For Stewie2k, evolving from a so called “pug star” to one of the best players in North America, a dynamic player who can play most roles on a team, most places on any map, someone who’s AWP is as good as their rifle and now in-game leading for the best North American team – all at the age of 18.
As for autimatic, someone who had potential, but never had the environment or teammates to help him release it. The Cloud9 roster knew autimatic had the skill and potential, a lot of players in the professional scene knew he had the potential, and he himself must’ve known he had the potential to become a fragging monster. He’s on a team, surrounded by good players and wham – he’s performing like he’s been on the team for a year +.
These two also are able to bring the best out of their teammates – particularly n0thing and shroud.
It’s fantastic to see Stewie2k and Autimatic be refined, polished, sharpened and constantly improving everyday to try to solidify themselves as two of North America’s best talents, and solidify Cloud9’s position as North America’s top team.

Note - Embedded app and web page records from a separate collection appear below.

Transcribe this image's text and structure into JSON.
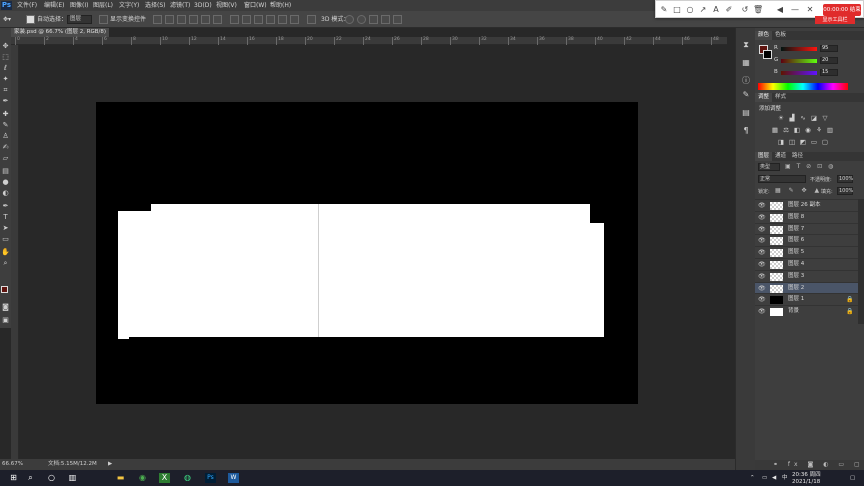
{
  "menubar": {
    "logo": "Ps",
    "items": [
      "文件(F)",
      "编辑(E)",
      "图像(I)",
      "图层(L)",
      "文字(Y)",
      "选择(S)",
      "滤镜(T)",
      "3D(D)",
      "视图(V)",
      "窗口(W)",
      "帮助(H)"
    ]
  },
  "options": {
    "auto_select_label": "自动选择：",
    "auto_select_value": "图层",
    "show_transform_label": "显示变换控件",
    "mode_3d_label": "3D 模式："
  },
  "recorder": {
    "button": "00:00:00 结束",
    "sub": "显示工具栏"
  },
  "document": {
    "tab_title": "家装.psd @ 66.7% (图层 2, RGB/8)",
    "ruler_labels": [
      "0",
      "2",
      "4",
      "6",
      "8",
      "10",
      "12",
      "14",
      "16",
      "18",
      "20",
      "22",
      "24",
      "26",
      "28",
      "30",
      "32",
      "34",
      "36",
      "38",
      "40",
      "42",
      "44",
      "46",
      "48"
    ]
  },
  "status": {
    "zoom": "66.67%",
    "doc_info": "文档:5.15M/12.2M"
  },
  "color_panel": {
    "tabs": [
      "颜色",
      "色板"
    ],
    "r_label": "R",
    "g_label": "G",
    "b_label": "B",
    "r": "95",
    "g": "20",
    "b": "15",
    "fg_color": "#5f140f"
  },
  "adjust_panel": {
    "tabs": [
      "调整",
      "样式"
    ],
    "title": "添加调整"
  },
  "layers_panel": {
    "tabs": [
      "图层",
      "通道",
      "路径"
    ],
    "kind_label": "类型",
    "blend_mode": "正常",
    "opacity_label": "不透明度:",
    "opacity": "100%",
    "lock_label": "锁定:",
    "fill_label": "填充:",
    "fill": "100%",
    "layers": [
      {
        "name": "图层 26 副本",
        "selected": false,
        "kind": "checker",
        "lock": false
      },
      {
        "name": "图层 8",
        "selected": false,
        "kind": "checker",
        "lock": false
      },
      {
        "name": "图层 7",
        "selected": false,
        "kind": "checker",
        "lock": false
      },
      {
        "name": "图层 6",
        "selected": false,
        "kind": "checker",
        "lock": false
      },
      {
        "name": "图层 5",
        "selected": false,
        "kind": "checker",
        "lock": false
      },
      {
        "name": "图层 4",
        "selected": false,
        "kind": "checker",
        "lock": false
      },
      {
        "name": "图层 3",
        "selected": false,
        "kind": "checker",
        "lock": false
      },
      {
        "name": "图层 2",
        "selected": true,
        "kind": "checker",
        "lock": false
      },
      {
        "name": "图层 1",
        "selected": false,
        "kind": "black",
        "lock": true
      },
      {
        "name": "背景",
        "selected": false,
        "kind": "white",
        "lock": true
      }
    ]
  },
  "taskbar": {
    "time": "20:36 周四",
    "date": "2021/1/18",
    "lang": "中"
  }
}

Kudos Cloud9, on picking up these two diamonds in the rough.